To sum up this and the previous two posts, I worry that big data is a much bigger deal than most of us realize. We may fancy ourselves as pioneering in this space but it’s not clear to me that we understand just how hard this is going to be. For all of the talk about paradigm shifts and disruption, this is the real deal if for no other reason than it is the right methodology (if the word applies here) to support the other big disruption, a shift away from focusing on attitudes and opinions to focusing on behavior.

Back in 2013 I put up a post about a big data event put on by ESOMAR in which John Deighton from Harvard gave a talk that was the most compelling description I had heard of the threat of big data to traditional MR. The reaction in the room struck me as more whistling by the graveyard than taking the challenge for what it is. Two years later things don’t feel that much different. We are still in a state of denial. We had better get cracking. 


Big Data: Part 2

This second post in my series about MR’s ongoing struggle with big data is focused on our stubborn resistance to the analytic techniques that are an essential part of the big data paradigm. It’s hard to talk about those analytic challenges without referring to Chris Anderson’s 2008 Wired editorial, “The end of theory: The data deluge makes the scientific method obsolete.”

Faced with massive data, this approach to science — hypothesize, model, test — is becoming obsolete. . . Petabytes allow us to say: ‘Correlation is enough.’ We can stop looking for models. We can analyze the data without hypotheses about what it might show. We can throw the numbers into the biggest computing clusters the world has ever seen and let statistical algorithms find patterns where science cannot.

This is a pretty good statement of the data science perspective and its faith in machine learning--the use of algorithms capable of finding patterns in data unguided by a set of analytic assumptions about the relationship among data items. To paraphrase Vasant Dhar, we are used to asking the question, “Do these data fit this model?” The data scientist asks the question, “What model fits these data?”
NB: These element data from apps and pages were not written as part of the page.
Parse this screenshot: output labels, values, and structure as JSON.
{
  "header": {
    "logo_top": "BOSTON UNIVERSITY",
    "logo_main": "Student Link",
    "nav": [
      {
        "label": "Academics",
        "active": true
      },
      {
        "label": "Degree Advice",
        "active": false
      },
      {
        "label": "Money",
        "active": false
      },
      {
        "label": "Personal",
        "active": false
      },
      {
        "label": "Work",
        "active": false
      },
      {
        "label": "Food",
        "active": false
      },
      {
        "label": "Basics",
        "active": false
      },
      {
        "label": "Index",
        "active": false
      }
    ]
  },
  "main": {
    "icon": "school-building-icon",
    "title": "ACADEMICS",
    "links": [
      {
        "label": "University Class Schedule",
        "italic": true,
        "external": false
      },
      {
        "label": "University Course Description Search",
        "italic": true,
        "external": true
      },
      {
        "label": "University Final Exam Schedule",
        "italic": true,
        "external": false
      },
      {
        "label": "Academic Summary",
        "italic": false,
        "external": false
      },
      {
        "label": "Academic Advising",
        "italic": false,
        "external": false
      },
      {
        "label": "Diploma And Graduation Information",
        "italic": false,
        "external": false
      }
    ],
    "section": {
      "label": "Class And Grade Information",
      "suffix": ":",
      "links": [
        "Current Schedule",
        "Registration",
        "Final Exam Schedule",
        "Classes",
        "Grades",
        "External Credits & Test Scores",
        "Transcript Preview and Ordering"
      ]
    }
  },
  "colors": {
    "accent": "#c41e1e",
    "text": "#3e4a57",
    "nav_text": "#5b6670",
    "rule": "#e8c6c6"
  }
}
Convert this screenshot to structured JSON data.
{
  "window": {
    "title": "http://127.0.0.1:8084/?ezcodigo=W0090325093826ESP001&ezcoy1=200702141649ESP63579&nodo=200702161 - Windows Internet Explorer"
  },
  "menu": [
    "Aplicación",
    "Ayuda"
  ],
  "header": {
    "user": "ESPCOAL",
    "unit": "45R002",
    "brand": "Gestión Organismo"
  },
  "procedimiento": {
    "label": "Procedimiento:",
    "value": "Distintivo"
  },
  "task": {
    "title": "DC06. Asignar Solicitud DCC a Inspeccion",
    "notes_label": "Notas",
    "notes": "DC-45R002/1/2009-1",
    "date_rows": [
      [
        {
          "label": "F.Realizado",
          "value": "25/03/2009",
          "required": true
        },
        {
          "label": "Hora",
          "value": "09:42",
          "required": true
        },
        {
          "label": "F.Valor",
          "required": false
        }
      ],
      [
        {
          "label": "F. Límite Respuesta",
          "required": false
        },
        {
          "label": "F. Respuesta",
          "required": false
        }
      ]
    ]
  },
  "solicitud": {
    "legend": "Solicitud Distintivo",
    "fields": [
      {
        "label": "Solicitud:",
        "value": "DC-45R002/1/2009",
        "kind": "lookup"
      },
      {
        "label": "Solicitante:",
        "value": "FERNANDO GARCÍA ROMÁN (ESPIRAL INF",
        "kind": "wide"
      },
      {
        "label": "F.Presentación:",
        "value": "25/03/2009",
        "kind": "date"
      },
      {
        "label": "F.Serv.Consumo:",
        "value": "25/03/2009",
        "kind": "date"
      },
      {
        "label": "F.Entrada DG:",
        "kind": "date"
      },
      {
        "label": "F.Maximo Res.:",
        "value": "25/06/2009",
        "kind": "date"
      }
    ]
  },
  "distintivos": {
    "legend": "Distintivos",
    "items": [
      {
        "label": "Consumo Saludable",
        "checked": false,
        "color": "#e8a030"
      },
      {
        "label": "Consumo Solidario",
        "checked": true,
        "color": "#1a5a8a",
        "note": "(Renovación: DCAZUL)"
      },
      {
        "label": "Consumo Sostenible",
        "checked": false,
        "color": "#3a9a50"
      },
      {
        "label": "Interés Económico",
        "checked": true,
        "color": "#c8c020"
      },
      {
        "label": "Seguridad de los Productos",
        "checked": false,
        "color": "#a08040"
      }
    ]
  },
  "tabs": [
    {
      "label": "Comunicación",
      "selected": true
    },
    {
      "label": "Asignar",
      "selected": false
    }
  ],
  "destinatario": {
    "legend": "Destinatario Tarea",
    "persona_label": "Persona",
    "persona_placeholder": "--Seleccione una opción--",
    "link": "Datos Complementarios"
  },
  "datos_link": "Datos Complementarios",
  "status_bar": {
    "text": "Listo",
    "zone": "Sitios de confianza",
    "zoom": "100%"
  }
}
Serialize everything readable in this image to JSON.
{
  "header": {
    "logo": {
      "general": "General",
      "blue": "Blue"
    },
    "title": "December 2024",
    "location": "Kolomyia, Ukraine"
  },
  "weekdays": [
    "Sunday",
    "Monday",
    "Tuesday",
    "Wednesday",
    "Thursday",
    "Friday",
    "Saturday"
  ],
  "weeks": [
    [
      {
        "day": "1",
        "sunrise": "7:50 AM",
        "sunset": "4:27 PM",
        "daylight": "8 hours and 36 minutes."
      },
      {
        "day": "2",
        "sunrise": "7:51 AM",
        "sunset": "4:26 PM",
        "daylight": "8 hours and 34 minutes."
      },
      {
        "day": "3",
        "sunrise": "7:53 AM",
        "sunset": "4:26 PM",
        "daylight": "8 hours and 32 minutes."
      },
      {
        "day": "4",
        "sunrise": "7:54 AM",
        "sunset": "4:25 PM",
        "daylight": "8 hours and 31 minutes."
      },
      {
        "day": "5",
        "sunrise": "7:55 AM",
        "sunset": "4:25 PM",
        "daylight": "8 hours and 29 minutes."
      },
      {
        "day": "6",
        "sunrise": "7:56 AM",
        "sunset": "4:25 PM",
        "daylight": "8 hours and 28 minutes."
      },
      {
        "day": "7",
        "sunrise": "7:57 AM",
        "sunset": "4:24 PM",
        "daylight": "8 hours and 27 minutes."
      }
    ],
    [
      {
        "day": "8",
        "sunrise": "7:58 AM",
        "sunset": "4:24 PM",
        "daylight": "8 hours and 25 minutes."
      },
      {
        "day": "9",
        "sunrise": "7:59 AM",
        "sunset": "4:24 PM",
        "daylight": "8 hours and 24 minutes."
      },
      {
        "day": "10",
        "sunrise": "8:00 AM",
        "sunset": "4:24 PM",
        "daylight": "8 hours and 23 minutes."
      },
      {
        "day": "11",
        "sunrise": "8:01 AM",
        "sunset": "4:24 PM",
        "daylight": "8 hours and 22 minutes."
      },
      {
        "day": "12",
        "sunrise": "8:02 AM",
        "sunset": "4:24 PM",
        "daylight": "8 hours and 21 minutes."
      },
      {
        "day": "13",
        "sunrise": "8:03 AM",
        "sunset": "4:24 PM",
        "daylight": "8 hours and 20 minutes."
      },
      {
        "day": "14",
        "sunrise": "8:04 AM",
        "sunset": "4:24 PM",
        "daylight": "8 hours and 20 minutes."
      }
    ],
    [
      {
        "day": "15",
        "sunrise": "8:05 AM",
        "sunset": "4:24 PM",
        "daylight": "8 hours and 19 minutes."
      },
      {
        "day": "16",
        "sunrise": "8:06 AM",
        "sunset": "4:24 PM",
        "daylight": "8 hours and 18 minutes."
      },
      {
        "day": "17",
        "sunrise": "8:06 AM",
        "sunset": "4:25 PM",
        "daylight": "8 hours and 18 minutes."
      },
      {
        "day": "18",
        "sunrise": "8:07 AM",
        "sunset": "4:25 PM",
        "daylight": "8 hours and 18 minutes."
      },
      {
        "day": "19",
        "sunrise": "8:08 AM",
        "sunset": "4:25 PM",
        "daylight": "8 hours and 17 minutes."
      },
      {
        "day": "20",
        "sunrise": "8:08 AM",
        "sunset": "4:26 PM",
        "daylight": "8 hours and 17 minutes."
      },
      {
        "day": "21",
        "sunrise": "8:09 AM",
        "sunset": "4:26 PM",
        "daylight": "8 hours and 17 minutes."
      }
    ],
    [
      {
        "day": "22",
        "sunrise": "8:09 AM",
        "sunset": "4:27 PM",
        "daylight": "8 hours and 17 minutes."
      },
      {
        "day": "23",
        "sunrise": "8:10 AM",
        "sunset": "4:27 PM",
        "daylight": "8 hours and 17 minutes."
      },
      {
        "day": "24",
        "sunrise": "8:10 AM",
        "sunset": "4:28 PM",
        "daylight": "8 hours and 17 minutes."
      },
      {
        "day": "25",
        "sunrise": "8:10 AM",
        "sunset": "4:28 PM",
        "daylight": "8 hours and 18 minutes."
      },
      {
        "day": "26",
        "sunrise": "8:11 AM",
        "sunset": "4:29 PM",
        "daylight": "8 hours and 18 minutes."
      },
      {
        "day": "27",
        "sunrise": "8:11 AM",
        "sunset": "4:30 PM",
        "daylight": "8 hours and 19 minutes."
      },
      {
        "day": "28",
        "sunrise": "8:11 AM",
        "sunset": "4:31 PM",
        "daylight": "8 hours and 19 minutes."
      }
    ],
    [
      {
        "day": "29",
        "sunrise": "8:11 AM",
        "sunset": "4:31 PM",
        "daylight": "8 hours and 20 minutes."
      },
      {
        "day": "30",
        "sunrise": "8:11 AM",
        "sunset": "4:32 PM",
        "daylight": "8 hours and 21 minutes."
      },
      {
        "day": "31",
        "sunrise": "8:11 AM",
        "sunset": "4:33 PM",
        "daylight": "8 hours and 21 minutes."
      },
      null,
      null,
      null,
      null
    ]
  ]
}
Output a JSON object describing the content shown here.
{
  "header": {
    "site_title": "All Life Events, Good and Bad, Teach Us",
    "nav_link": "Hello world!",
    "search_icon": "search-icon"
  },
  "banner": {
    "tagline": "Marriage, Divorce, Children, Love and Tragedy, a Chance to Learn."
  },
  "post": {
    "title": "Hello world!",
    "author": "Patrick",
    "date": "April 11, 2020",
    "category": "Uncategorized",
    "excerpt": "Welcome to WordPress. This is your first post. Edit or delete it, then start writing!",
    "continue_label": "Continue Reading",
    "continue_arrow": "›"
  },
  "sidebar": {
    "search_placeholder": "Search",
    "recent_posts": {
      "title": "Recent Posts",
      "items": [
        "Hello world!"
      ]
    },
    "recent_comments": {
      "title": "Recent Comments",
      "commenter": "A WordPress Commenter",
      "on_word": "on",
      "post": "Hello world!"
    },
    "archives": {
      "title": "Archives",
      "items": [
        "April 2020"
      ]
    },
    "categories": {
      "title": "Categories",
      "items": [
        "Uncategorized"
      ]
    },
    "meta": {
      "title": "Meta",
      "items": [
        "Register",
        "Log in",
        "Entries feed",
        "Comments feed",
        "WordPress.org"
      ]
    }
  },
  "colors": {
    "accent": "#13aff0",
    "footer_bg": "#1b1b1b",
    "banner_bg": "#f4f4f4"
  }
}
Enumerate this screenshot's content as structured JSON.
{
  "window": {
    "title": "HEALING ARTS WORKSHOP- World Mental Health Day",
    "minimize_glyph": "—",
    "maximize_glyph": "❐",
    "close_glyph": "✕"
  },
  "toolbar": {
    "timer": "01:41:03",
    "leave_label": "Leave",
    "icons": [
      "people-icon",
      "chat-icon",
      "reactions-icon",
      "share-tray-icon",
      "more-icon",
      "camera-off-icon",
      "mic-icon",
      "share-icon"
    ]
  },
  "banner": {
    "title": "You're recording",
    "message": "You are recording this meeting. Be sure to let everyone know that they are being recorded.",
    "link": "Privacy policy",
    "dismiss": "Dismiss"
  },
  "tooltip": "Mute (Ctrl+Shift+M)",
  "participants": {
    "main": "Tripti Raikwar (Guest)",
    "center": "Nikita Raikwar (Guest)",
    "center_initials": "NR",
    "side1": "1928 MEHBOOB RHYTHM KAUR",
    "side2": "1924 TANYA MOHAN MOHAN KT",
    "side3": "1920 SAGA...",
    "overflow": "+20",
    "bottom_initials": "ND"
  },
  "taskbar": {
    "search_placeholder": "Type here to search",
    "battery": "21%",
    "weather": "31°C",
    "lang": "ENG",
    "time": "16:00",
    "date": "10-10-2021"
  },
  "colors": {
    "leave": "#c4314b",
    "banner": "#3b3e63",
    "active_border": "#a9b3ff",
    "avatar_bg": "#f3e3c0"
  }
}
The research design and analytic approaches that are at the core of what we do developed at a time when data were scarce and expensive, when the analytic tools at our disposal were weak and under powered. The combination of big data and rapidly expanding computing technology has changed that calculus.

So have the goals of MR. More than ever our clients look to us to predict consumer behavior, something we have often struggled with.  Gartner Predict We need better models. The promise of data science is precisely that: more data and better tools leads to better models.

All of this is anathema to many of us in the social sciences. But there also is a longstanding argument within the statistical profession about the value of algorithmic analysis methods. For example, in 2001 the distinguished statistician Leo Breiman described two cultures within the statistical profession.

One assumes that the data are generated by a given stochastic data model. The other uses algorithmic models and treats the data mechanism as unknown.  . .If our goal as a field is to use data to solve problems, then we need to move away from exclusive dependence on data models and adopt a more diverse set of tools.

One can find similar arguments from statisticians going back to the 1960s.

There are dangers, of course, and arguments about correlation versus causality and endogeneity need to be taken seriously. (Check out Tyler Vigen’s spurious correlation website for some entertaining examples.) But any serious data scientist will be quick to note that doing this kind of analysis requires more than good math skills, massive computing power, and a library of machine learning algorithms. Domain knowledge and critical judgment are essential. Or, as Nate Silver reminds us, “Data-driven predictions can succeed—and they can fail. It is when we deny our role in the process that the odds of failure rise”